- Enko Chem raises $45 million to exploit the new chemical space. Enko brought DNA-encoded libraries, developed for the pharma industry, to small molecule discovery for crop protection. This company, like Oerth Bio, exemplifies the trend of technology spillover from pharma into agrifood. Look out for opportunities in 2021.
- Bayer signed an MOU with XAG. Drones continue to be an important area of opportunity, but few companies have achieved the scale of XAG. The partnership provided Bayer clear penetration into the region, and competitors identified similar opportunities.
- DSM acquired Erber Group through a $1.1 billion deal. Through the acquisition, DSM gained Erber Group's specialty animal nutrition and health businesses, Biomin and Romer Labs, which offer solutions that complement DSM's eubiotics portfolio. Eubiotics are an opportunity to increase livestock gut performance and protect against disease.
- Bayer entered the agriculture soil carbon market. Following early developers Indigo and Nori, major players invested significant resources to connect soil health outcomes to a novel revenue stream. With the first credits purchased in 2020 on the Nori platform, expect significant momentum into 2021.
- Bayer and Temasek established the Unfold joint venture. With the controlled environment agriculture space gaining significant funding from vertical agriculture developers, crop development to enable future indoor production was limited. Unfold targets crop trait development for the vertical farming and controlled environment agriculture industry.
- Benson Hill Seeds announced its Ultra-High Protein soybean. Doing more with less is not only about how crops are produced but also what they produce. Benson Hill made significant headway this year as it emerged as a seed company touting soybean varieties capable of increasing protein content by as much as 50%.
- BASF partnered with Adifo Software on sustainable feed formulation. Feed is the largest single cost for livestock production and therefore an ideal target for using digital tools to promote sustainable feeds and ingredients while balancing economic feasibility.
Additionally, the Lux Agrifood Team curated the following "Analysts' Choice" reading on the evolution of Doing More With Less:
- "Framing the Water-Energy-Food Nexus." In 2021, expect digital transformation and sustainability to continue to merge and become important aspects of business development. You must be able to frame opportunities across critical resources to be successful. Take a nexus approach to identify these.
- "Beyond Antibiotics: The Future of Animal Health Alternatives." While some major digital acquisitions occurred, antibiotic alternatives played a major role in industry momentum as companies looked to productize the microbiome either through direct manipulation or through an array of other technologies.

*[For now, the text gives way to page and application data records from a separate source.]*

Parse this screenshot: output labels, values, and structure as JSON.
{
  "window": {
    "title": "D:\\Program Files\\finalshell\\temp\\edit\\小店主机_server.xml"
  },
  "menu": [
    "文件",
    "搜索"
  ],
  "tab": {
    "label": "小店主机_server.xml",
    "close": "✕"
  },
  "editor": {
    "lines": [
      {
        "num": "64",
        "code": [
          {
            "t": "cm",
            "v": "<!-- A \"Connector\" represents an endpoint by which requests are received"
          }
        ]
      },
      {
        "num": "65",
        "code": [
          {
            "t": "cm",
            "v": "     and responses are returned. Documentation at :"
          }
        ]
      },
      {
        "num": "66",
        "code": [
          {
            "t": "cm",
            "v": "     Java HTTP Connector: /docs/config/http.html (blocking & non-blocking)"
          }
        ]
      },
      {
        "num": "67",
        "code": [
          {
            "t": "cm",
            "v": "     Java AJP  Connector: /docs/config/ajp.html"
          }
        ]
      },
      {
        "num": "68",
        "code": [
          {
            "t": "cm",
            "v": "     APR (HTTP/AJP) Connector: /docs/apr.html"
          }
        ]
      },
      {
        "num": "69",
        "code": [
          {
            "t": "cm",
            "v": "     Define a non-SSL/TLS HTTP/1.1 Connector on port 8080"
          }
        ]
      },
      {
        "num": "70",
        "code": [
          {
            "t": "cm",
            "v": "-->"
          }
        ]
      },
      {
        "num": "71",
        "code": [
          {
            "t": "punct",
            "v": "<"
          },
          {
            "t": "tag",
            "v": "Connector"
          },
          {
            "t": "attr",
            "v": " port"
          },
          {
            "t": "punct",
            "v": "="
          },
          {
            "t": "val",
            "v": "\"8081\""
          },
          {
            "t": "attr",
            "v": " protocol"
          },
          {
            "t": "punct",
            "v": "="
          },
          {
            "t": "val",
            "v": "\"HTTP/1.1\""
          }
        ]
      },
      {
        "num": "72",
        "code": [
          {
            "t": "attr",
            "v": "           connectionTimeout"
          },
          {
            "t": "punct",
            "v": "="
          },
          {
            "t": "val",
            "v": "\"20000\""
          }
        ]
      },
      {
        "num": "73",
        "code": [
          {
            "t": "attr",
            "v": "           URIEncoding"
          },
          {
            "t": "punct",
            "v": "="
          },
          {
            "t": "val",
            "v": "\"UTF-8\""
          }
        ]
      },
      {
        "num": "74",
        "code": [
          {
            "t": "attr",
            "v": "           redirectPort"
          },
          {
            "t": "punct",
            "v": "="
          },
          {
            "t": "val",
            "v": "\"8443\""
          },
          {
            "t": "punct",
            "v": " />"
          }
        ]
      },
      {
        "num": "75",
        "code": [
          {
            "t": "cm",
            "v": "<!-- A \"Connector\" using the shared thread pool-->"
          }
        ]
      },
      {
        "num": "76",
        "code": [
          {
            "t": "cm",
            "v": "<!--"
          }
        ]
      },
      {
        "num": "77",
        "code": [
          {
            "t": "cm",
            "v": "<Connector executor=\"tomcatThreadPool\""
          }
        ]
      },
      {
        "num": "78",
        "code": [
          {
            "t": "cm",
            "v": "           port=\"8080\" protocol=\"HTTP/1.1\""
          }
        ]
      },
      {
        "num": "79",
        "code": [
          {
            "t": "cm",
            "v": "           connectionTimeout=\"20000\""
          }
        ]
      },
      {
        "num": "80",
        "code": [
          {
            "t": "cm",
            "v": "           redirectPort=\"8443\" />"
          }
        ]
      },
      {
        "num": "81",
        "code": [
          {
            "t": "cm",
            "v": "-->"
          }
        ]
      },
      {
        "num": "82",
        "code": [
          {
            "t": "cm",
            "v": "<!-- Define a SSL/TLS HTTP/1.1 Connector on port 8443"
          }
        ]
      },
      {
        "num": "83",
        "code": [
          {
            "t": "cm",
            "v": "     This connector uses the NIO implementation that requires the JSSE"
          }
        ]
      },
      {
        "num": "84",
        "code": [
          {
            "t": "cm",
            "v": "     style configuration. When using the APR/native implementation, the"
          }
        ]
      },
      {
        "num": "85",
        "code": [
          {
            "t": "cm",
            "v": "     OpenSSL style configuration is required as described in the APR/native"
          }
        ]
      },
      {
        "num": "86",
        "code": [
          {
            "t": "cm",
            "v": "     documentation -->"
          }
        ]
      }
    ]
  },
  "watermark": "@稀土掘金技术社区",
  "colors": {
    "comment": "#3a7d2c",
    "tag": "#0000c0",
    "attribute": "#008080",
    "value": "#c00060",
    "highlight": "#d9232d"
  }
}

We break down the space and trade-offs you are likely to face.
- "Koppert takes integrated pest management digital." Digital transformation is not only for synthetic products. Integrated pest management (IPM) strategies require significant planning to be used effectively, and this move by a clear leader in the space indicated progress toward the scaled application of alternative crop protection solutions gaining development momentum.
- "Food security in Asia: Regional trends and startups for data-driven agriculture." Asia continues to gain momentum toward the evolution of its crop production. Whether for its aquaculture, livestock, or crop production, governments, along with private companies, are driving innovation and transformation forward. Expect continued momentum as these countries seek food security and to improve the financial wellbeing of smallholder farmers.
This blog is part of the Lux Agrifood and Health Team's Year in Review series examining the highlights and key developments of the agrifood sector in 2020. For an overview of the other storylines in Emerging Ecosystem of Agrifood and Health program, be sure to subscribe to our agrifood newsletter.